  • by certified mail
  • by the sheriff, or
  • by a private process server.

(Md. R. Civ. Proc. 2-121(a), Md. R. Civ. Proc. 2-123 (2023).)

Depending on the kind of PI case you're filing and who you're suing, there may be special pleading or service requirements that apply to your case. Check with an experienced Maryland attorney for advice tailored to your needs.

Maryland Limits Damages in Personal Injury Cases

Maryland is one of several states that has enacted limits, or "caps," on damages in personal injury cases. Unlike some states, which only limit damages in specific kinds of cases, Maryland has capped damages across the board, in all PI cases.

In most cases, Maryland law caps only noneconomic damages, meaning those for injuries like pain and suffering, emotional distress, disability, disfigurement, and more. In medical malpractice cases, special rules might apply to claims for medical expenses or lost wages.

Caps in Medical Malpractice Cases

Under Md. Code Cts. & Jud. Proc., § 3-2A-09 (2024), noneconomic damages for medical malpractice injuries arising on or after January 1, 2023, are capped at:

  • $875,000 for malpractice claims that don't result in wrongful death, and
  • $1,093,750 for malpractice claims resulting in wrongful death.

The cap for injuries not causing death increases by $15,000 each January 1. The cap for wrongful death injuries is equal to 125% of the non-wrongful death cap.

All Other PI Cases

The cap statute for all other PI cases is Md. Code Cts. & Jud. Proc., § 11-108 (2024). For injuries not causing wrongful death that occur on or after October 1, 2022, but before October 1, 2023, noneconomic damages are capped at $920,000. If the injury results in wrongful death, the cap is 150% of the cap for non-wrongful death injuries, or $1,380,000.

Finally, the cap is the sum of the previous two caps, or $2,300,000, when:

  • the injuries result in wrongful death, and
  • there's also a survival action brought on behalf of the wrongful death victim.

The non-wrongful death cap increases by $15,000 each October 1, which increases the other two caps, too.

Get Help With Your Maryland Personal Injury Case

We've covered some of Maryland's basic PI laws and rules, but if you're thinking about a claim or a lawsuit, there's much more you should know. Unless your claim is exceptionally straightforward—say, a simple rear-end car accident case with no dispute over liability and only minor injuries—your best chance for a fair result will come from having an experienced Maryland personal injury lawyer on your side.

If you're ready to move forward with your case, here's how to find an attorney near you.

Make the Most of Your Claim
Get the compensation you deserve.
We've helped 285 clients find attorneys today.
There was a problem with the submission. Please refresh the page and try again
Full Name is required
Email is required
Please enter a valid Email
Phone Number is required
Please enter a valid Phone Number
Zip Code is required
Please add a valid Zip Code
Please enter a valid Case Description
Description is required

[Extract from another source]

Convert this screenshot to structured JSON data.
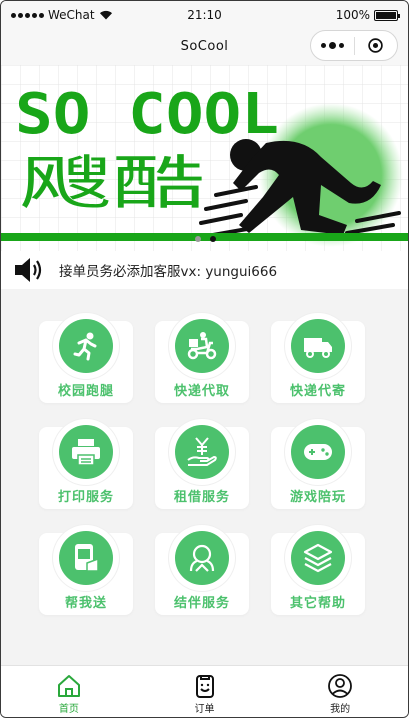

How It Works

  1. Briefly tell us about your case
  2. Provide your contact information
  3. Choose attorneys to contact you